Effects on quality of life with comprehensive rehabilitation after acute myocardial infarction Academic Article uri icon

  •  
  • Overview
  •  
  • Research
  •  
  • Identity
  •  
  • Additional Document Info
  •  
  • View All
  •  

abstract

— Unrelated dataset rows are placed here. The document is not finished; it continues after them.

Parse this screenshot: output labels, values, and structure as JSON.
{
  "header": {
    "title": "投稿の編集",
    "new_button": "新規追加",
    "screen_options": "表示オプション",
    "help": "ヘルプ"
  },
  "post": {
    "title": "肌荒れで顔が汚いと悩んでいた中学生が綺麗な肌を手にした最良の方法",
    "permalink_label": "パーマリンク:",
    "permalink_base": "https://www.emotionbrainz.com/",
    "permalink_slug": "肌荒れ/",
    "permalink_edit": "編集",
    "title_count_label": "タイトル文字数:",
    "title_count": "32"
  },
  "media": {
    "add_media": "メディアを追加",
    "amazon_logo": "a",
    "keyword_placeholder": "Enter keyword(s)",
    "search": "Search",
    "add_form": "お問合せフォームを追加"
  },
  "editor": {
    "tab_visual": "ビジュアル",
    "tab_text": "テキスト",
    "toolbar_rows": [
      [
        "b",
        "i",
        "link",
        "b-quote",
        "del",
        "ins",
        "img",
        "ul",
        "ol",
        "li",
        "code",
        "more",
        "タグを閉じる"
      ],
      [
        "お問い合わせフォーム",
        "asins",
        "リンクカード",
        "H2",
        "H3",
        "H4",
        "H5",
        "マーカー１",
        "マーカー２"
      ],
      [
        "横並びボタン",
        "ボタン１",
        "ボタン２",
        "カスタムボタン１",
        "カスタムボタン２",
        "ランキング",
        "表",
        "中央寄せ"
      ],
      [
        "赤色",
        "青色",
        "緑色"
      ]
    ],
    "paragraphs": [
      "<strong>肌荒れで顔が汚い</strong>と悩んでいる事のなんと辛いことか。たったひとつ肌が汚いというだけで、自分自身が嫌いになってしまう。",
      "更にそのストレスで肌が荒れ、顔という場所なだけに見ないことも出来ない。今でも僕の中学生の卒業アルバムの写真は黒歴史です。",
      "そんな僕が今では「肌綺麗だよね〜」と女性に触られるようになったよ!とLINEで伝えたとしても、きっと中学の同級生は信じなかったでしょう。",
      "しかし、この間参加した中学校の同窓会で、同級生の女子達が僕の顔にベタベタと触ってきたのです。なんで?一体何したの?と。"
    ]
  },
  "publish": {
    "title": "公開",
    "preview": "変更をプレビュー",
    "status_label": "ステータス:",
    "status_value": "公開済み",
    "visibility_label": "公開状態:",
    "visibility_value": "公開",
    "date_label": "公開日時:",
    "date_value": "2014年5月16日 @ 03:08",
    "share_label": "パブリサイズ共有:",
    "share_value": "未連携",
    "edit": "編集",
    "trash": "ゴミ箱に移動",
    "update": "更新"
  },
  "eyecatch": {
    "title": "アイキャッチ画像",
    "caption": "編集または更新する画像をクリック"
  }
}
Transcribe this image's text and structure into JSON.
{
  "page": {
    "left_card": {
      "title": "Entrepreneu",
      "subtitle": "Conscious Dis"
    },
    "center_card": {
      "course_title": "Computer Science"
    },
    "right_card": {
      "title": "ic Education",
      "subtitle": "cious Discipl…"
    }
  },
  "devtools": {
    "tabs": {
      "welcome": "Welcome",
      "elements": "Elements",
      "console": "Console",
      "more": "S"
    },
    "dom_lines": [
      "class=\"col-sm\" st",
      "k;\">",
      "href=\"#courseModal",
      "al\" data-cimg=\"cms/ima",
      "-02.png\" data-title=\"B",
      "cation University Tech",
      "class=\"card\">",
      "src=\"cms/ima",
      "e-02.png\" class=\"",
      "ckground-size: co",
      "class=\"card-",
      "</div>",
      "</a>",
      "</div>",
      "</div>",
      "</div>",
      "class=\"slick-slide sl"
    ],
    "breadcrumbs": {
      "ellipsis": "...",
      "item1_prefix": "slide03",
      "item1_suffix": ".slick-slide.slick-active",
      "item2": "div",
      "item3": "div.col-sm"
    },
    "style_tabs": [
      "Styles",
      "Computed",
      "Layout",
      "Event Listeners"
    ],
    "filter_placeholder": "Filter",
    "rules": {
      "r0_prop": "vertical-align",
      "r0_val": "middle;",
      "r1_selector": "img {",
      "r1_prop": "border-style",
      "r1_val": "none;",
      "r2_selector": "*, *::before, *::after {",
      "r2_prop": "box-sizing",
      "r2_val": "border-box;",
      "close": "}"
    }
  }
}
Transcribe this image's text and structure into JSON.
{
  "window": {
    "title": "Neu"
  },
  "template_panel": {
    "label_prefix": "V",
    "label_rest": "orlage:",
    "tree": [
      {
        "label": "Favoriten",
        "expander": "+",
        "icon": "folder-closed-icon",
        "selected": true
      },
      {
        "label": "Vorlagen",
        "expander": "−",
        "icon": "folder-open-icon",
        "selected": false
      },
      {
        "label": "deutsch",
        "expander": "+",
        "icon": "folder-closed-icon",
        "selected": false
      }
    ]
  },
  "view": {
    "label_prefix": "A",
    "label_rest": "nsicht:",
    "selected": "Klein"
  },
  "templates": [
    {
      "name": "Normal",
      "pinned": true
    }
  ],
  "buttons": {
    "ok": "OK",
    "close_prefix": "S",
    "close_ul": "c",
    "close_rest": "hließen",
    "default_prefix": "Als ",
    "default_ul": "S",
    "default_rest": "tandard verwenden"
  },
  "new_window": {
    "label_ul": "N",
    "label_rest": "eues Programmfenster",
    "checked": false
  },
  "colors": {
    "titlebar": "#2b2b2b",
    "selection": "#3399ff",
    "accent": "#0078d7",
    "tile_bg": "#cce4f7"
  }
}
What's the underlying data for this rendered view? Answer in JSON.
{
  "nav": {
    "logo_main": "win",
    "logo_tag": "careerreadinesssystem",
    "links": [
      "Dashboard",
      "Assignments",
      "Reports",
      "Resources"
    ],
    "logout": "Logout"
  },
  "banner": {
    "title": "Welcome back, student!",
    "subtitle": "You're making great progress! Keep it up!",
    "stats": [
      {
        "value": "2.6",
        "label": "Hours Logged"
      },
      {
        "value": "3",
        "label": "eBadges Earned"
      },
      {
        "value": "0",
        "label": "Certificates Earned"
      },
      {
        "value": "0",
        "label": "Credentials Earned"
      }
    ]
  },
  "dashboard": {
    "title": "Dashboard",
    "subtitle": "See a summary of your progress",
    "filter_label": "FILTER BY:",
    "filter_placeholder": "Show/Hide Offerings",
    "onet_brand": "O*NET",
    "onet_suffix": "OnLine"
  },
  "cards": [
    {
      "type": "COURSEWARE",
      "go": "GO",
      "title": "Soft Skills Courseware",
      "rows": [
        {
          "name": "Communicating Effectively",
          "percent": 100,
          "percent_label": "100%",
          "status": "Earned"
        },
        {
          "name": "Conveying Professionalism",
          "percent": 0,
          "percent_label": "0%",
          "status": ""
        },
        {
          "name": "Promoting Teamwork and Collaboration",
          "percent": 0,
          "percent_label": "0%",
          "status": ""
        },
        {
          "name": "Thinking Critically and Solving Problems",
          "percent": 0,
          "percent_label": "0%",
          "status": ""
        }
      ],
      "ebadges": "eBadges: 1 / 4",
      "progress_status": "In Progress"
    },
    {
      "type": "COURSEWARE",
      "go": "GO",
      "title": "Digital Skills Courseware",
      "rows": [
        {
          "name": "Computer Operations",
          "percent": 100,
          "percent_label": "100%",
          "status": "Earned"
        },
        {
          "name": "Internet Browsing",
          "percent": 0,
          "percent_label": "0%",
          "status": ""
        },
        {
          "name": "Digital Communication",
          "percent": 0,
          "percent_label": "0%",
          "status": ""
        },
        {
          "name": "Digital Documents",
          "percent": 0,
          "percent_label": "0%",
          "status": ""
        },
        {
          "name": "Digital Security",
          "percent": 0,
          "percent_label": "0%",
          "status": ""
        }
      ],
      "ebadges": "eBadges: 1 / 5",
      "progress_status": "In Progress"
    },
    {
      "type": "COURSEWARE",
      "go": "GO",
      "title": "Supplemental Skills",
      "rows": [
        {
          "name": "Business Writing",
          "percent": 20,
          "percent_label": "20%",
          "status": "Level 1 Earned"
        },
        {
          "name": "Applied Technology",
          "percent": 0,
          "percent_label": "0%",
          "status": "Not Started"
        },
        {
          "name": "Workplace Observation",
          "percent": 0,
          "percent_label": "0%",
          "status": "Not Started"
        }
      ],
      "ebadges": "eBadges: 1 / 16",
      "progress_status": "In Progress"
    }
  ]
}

  • This investigation was designed to determine the impact of a brief period of cardiac rehabilitation, initiated within 6 weeks of acute myocardial infarction (AMI), on both disease-specific and generic health-related quality of life, exercise tolerance and return to work after AMI. With a stratified, parallel group design, 201 low-risk patients with evidence of depression or anxiety, or both, after AMI, were randomized to either an 8-week program of exercise conditioning and behavioral counseling or to conventional care. Although the differences were small, significantly greater improvement was seen in rehabilitation group patients at 8 weeks in the emotions dimension of a new disease-specific, health-related Quality of Life Questionnaire, in their state of anxiety and in exercise tolerance. All measures of health-related quality of life in both groups improved significantly over the 12-month follow-up period. However, the 95% confidence intervals around differences between groups at the 12-month follow-up effectively excluded sustained, clinically important benefits of rehabilitation in disease-specific (limitations, -2.70, 1.40; emotions, -4.86, 1.10, where negative values favor conventional care and positive values favor rehabilitation) and generic health-related quality of life (time trade-off, -0.062, 0.052; quality of well-being, -0.042, 0.035) or in exercise tolerance (-38.5, 52.1 kpm/min); also, return to work was similar in the 2 groups (relative risk, 0.93; confidence interval, 0.71, 1.64).(ABSTRACT TRUNCATED AT 250 WORDS)

publication date

  • May 1991